MR: Does the church ever change in the Orthodox understanding? For instance, the debate over icons: at one point Orthodoxy banished icons, but then accepted them.

FMG: Change is a word that requires a backdrop. I once had an Orthodox priest insist to me that the Church does change, because we have now added to St. John Chrysostom’s prayer "for those who travel by land or sea" the words "or air." The entire last ten years of the Episcopal Church flashed before my eyes, and I thought, "Ignorance is bliss." A good analogy might be to whether a family’s Christmas traditions change. If the family ceased going to worship on Christmas, that would be a cataclysmic change! If they decided to open two gifts, not just one, on Christmas eve, that would be a minor change. Likewise, one who enters the Orthodox "family" gradually comes to see what it means when it says, "We don’t change." Here’s an example. The general rule for fasting is to abstain from meat, fish, and dairy products on Wednesdays and Fridays, and during the four major fasts. Already in the second century Church fathers are speaking of these fasts. Some Orthodox today follow these guidelines closely, and others mostly disregard them; furthermore, under the individual spiritual direction of your pastor you might increase or decrease these fasts to suit your health, ability, and spiritual maturity. (The fasts, by the way, are meant to strengthen self-control generally; they are like exercises, and not ever seen as penances or ways of paying for past sin.) Ways of keeping the fast can vary, from person to person and even community to community. This is why St. Ambrose told St. Monica, "When in Rome, do as the Romans do," and don’t worry about keeping the Saturday fast that we do in Milan. However, the rule for receiving communion at the Eucharist is to fast from all food and drink from the time you get up that morning. Nobody would think of changing that fast (except for serious health reasons). Preparation for the Eucharist is taken very seriously in Orthodoxy, and this fast is one thing that cannot change.

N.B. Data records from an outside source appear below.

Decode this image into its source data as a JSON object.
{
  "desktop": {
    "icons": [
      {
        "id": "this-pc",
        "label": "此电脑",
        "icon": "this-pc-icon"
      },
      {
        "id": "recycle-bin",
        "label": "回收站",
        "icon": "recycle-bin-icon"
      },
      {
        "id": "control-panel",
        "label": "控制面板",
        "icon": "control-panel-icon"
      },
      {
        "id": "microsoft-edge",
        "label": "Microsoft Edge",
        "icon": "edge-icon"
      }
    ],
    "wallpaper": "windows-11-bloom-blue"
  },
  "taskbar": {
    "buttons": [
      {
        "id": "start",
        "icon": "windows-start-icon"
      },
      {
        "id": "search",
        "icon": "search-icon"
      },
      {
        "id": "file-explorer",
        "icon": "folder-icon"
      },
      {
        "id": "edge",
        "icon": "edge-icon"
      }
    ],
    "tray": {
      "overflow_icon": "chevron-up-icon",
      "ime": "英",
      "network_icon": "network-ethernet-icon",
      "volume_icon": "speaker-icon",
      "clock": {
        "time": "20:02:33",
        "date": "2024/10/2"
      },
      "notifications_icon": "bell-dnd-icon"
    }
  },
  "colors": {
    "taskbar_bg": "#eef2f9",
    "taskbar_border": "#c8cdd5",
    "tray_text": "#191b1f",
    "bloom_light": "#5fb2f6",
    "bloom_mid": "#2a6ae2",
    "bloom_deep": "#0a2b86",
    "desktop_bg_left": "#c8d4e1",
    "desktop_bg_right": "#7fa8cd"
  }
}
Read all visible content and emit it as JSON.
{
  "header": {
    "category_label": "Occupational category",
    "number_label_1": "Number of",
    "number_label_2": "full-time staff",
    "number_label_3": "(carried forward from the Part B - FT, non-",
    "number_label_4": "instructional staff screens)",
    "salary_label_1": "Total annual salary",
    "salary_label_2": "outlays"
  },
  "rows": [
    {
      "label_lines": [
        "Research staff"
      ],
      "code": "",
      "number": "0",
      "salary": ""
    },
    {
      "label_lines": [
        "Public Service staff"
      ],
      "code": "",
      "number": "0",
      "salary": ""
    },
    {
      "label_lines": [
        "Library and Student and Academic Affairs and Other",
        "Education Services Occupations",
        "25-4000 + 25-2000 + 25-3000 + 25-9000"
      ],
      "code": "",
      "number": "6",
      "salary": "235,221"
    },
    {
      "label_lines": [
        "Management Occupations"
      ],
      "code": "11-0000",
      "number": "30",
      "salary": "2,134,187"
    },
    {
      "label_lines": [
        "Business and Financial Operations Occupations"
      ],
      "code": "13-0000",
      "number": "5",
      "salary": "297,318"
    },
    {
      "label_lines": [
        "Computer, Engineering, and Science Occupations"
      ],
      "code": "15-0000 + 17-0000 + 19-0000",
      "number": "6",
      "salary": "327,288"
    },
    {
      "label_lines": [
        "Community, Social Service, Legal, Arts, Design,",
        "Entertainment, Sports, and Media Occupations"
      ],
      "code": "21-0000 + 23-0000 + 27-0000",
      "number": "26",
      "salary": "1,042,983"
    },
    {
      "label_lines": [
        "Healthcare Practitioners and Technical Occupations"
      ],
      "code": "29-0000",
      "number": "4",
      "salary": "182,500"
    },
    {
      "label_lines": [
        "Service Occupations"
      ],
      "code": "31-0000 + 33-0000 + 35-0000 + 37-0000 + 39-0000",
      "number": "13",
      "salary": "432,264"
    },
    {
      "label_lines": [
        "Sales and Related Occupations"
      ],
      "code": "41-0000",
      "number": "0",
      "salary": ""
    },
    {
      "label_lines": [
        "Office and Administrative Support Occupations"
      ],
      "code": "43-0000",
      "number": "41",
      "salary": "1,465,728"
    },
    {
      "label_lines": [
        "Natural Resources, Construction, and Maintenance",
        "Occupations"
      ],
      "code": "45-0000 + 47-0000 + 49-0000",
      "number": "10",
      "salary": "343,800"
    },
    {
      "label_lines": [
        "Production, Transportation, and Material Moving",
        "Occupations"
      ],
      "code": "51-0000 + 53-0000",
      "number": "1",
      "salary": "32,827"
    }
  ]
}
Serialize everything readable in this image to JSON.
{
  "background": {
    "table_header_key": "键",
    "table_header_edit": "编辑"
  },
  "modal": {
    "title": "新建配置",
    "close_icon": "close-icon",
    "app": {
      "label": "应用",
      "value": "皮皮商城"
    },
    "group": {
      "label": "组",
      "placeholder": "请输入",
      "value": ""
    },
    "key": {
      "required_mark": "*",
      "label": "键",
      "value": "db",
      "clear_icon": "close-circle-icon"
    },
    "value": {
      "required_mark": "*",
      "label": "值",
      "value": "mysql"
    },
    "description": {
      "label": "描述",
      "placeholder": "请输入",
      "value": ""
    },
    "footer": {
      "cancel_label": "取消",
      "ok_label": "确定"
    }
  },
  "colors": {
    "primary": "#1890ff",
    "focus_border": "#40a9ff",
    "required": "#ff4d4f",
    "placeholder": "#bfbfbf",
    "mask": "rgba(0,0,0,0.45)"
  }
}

Now, you wouldn’t necessarily know that until you had been "in the family" for awhile. Some things change, some things don’t. The tumult over icons is not quite the same thing. Iconoclasm was instituted by the state and resisted by the church; many faithful Christians died because they refused to trample on pictures of Jesus, whom they loved so much. The sixth and seventh ecumenical councils vindicated the use of icons and established safeguards so that icons are not worshiped or treated idolatrously. No ecumenical council rejected icons.

MR: As an Orthodox person, how do you respond to the obsession in contemporary culture with relevance, being "postmodern," etc.?

FMG: I think it’s entirely misguided. Even two old boomers like my husband and myself knew ten years ago that we didn’t want to join any church that prioritized being relevant. The Gospel is already relevant, because it’s timeless; hitching it to time-bound fashion only trivializes it. I think this insight is the wave of the future, ironically; I think that we will increasingly see it become fashionable to disdain passing fashion, a situation that makes Orthodox heads spin. For example, a friend recently told me that her Southern Baptist church has established a Celtic service, complete with chant, candles, and incense (at least until those with allergies complained). She said that boomers mostly go to the 9:30 "contemporary" service, where they can have all those middle-aged things like rock music and humor and skits. "But the older people wanted an earlier service, and the young people, of course, wanted something more traditional." Those words keep echoing in my mind: "The young people, of course, wanted something more traditional." If the church of the future wants to be up-to-the-minute, hip, and relevant, it had better look into tradition.